Start of Exercise input
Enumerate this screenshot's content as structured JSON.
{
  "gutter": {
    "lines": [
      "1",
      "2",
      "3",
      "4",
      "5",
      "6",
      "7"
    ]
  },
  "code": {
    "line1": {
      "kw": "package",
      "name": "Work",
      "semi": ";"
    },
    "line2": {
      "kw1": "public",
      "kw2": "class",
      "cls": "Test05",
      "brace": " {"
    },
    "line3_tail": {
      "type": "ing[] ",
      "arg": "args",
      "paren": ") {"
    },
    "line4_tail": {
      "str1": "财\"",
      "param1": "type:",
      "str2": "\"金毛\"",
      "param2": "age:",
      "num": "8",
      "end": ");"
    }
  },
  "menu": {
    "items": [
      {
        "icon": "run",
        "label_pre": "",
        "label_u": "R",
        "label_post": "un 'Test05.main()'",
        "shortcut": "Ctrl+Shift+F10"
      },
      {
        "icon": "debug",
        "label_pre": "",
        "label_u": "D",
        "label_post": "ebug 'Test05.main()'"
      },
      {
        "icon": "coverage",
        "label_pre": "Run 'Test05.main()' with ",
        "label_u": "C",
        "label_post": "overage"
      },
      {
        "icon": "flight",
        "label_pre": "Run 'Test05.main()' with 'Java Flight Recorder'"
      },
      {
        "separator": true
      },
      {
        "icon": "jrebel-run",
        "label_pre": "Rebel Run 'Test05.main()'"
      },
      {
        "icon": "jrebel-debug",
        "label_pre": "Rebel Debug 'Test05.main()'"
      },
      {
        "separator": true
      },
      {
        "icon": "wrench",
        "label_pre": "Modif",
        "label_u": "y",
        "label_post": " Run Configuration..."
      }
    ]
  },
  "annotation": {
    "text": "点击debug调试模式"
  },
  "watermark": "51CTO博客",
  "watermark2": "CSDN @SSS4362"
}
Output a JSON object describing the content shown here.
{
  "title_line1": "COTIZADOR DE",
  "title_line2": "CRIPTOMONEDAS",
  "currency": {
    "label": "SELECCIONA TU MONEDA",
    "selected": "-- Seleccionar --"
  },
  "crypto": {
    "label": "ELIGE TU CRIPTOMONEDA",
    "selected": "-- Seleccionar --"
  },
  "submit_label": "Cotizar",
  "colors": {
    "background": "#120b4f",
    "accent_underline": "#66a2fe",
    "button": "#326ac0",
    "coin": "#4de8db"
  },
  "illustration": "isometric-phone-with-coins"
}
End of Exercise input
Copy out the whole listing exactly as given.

→ Problem solution
Enumerate this screenshot's content as structured JSON.
{
  "gutter": {
    "lines": [
      "1",
      "2",
      "3",
      "4",
      "5",
      "6",
      "7"
    ]
  },
  "code": {
    "line1": {
      "kw": "package",
      "name": "Work",
      "semi": ";"
    },
    "line2": {
      "kw1": "public",
      "kw2": "class",
      "cls": "Test05",
      "brace": " {"
    },
    "line3_tail": {
      "type": "ing[] ",
      "arg": "args",
      "paren": ") {"
    },
    "line4_tail": {
      "str1": "财\"",
      "param1": "type:",
      "str2": "\"金毛\"",
      "param2": "age:",
      "num": "8",
      "end": ");"
    }
  },
  "menu": {
    "items": [
      {
        "icon": "run",
        "label_pre": "",
        "label_u": "R",
        "label_post": "un 'Test05.main()'",
        "shortcut": "Ctrl+Shift+F10"
      },
      {
        "icon": "debug",
        "label_pre": "",
        "label_u": "D",
        "label_post": "ebug 'Test05.main()'"
      },
      {
        "icon": "coverage",
        "label_pre": "Run 'Test05.main()' with ",
        "label_u": "C",
        "label_post": "overage"
      },
      {
        "icon": "flight",
        "label_pre": "Run 'Test05.main()' with 'Java Flight Recorder'"
      },
      {
        "separator": true
      },
      {
        "icon": "jrebel-run",
        "label_pre": "Rebel Run 'Test05.main()'"
      },
      {
        "icon": "jrebel-debug",
        "label_pre": "Rebel Debug 'Test05.main()'"
      },
      {
        "separator": true
      },
      {
        "icon": "wrench",
        "label_pre": "Modif",
        "label_u": "y",
        "label_post": " Run Configuration..."
      }
    ]
  },
  "annotation": {
    "text": "点击debug调试模式"
  },
  "watermark": "51CTO博客",
  "watermark2": "CSDN @SSS4362"
}
Output a JSON object describing the content shown here.
{
  "title_line1": "COTIZADOR DE",
  "title_line2": "CRIPTOMONEDAS",
  "currency": {
    "label": "SELECCIONA TU MONEDA",
    "selected": "-- Seleccionar --"
  },
  "crypto": {
    "label": "ELIGE TU CRIPTOMONEDA",
    "selected": "-- Seleccionar --"
  },
  "submit_label": "Cotizar",
  "colors": {
    "background": "#120b4f",
    "accent_underline": "#66a2fe",
    "button": "#326ac0",
    "coin": "#4de8db"
  },
  "illustration": "isometric-phone-with-coins"
}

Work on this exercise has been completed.